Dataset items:
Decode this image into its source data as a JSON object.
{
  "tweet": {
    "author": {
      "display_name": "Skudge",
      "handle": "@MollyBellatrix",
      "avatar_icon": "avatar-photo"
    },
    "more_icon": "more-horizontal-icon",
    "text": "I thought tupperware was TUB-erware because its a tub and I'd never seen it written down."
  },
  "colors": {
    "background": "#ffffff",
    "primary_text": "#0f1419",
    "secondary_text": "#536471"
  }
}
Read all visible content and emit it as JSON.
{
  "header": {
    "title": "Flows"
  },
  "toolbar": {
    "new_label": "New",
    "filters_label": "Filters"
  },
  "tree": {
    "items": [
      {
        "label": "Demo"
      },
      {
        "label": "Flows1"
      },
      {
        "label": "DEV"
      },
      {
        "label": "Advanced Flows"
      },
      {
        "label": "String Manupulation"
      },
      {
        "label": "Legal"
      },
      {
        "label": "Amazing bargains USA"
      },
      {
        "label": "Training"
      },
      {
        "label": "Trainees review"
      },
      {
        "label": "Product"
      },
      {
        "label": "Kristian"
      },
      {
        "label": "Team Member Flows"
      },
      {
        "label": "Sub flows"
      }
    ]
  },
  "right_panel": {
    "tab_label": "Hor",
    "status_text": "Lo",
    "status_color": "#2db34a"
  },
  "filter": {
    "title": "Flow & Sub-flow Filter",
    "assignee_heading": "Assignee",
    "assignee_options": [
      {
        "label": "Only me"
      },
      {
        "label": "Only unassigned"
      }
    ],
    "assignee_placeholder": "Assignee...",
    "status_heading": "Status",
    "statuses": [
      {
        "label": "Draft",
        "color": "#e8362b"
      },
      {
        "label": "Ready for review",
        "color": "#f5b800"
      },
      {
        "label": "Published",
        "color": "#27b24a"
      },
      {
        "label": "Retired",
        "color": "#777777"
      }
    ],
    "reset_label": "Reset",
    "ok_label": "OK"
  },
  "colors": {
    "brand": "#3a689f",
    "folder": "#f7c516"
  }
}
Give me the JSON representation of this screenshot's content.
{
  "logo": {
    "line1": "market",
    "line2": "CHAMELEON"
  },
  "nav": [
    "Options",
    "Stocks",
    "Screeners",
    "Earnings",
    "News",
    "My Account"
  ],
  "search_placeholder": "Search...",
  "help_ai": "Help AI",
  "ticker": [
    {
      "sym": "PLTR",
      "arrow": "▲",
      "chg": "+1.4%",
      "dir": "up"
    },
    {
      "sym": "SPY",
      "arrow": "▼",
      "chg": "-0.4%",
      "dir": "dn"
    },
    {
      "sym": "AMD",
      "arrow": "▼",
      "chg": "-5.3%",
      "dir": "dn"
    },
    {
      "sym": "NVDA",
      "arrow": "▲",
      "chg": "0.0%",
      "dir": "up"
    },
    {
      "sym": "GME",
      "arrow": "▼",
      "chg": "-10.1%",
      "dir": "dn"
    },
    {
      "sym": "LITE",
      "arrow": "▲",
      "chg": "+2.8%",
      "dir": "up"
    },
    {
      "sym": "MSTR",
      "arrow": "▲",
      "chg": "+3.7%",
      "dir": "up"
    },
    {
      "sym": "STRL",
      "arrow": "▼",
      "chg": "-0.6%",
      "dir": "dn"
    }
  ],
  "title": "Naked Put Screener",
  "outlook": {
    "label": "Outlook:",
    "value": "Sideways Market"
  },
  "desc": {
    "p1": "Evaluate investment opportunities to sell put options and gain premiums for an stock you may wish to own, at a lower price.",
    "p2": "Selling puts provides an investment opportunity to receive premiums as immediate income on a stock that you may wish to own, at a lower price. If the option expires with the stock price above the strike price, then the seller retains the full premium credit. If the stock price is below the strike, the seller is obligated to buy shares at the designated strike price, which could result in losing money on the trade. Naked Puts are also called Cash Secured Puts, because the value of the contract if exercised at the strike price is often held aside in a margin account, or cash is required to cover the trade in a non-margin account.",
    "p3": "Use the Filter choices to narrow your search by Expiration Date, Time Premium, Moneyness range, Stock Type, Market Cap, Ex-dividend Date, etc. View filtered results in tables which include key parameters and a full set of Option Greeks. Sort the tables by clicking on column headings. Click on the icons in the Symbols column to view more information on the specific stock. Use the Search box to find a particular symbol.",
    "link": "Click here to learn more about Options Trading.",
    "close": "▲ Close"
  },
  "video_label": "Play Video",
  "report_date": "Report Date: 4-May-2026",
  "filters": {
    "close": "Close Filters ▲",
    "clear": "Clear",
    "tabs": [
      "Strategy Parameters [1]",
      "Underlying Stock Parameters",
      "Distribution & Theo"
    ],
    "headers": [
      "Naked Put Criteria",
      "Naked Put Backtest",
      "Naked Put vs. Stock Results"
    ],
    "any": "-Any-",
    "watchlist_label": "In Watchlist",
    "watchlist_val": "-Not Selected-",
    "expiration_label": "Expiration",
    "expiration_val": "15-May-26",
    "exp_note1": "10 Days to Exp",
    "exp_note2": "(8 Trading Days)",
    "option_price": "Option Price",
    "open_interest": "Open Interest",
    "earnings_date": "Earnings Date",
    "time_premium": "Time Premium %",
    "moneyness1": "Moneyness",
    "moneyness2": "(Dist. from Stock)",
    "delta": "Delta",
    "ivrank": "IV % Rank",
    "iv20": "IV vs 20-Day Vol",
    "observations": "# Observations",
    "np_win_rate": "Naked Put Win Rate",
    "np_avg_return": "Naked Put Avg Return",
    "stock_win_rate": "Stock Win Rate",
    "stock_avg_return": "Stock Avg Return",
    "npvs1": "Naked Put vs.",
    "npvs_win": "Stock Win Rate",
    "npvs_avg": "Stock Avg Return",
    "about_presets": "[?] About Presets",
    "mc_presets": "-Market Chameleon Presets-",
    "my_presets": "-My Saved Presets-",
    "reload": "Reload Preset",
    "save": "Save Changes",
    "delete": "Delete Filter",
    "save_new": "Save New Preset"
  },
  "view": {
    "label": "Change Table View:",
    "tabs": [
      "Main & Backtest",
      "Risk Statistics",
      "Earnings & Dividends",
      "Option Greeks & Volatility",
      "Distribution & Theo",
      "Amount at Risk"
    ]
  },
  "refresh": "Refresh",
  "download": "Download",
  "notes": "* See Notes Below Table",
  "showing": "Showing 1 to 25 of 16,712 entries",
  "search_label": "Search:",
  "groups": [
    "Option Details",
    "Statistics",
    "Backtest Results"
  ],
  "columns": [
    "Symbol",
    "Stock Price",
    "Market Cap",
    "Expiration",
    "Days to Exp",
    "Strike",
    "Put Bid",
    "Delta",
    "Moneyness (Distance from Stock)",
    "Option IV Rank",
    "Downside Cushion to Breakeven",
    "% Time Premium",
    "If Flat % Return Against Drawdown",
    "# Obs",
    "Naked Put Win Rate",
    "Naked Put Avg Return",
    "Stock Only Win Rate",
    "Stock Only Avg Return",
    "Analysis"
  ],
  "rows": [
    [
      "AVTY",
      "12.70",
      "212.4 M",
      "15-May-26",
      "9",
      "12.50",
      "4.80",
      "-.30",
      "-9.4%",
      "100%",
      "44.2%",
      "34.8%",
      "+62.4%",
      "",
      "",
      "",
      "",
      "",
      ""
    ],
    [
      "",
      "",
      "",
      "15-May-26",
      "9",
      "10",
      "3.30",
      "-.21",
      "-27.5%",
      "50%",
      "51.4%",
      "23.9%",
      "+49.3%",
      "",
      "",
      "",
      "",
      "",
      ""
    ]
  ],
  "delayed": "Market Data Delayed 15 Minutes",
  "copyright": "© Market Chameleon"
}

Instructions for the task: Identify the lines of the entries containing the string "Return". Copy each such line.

Output for this task:
    "np_avg_return": "Naked Put Avg Return",
    "stock_avg_return": "Stock Avg Return",
    "npvs_avg": "Stock Avg Return",
    "If Flat % Return Against Drawdown",
    "Naked Put Avg Return",
    "Stock Only Avg Return",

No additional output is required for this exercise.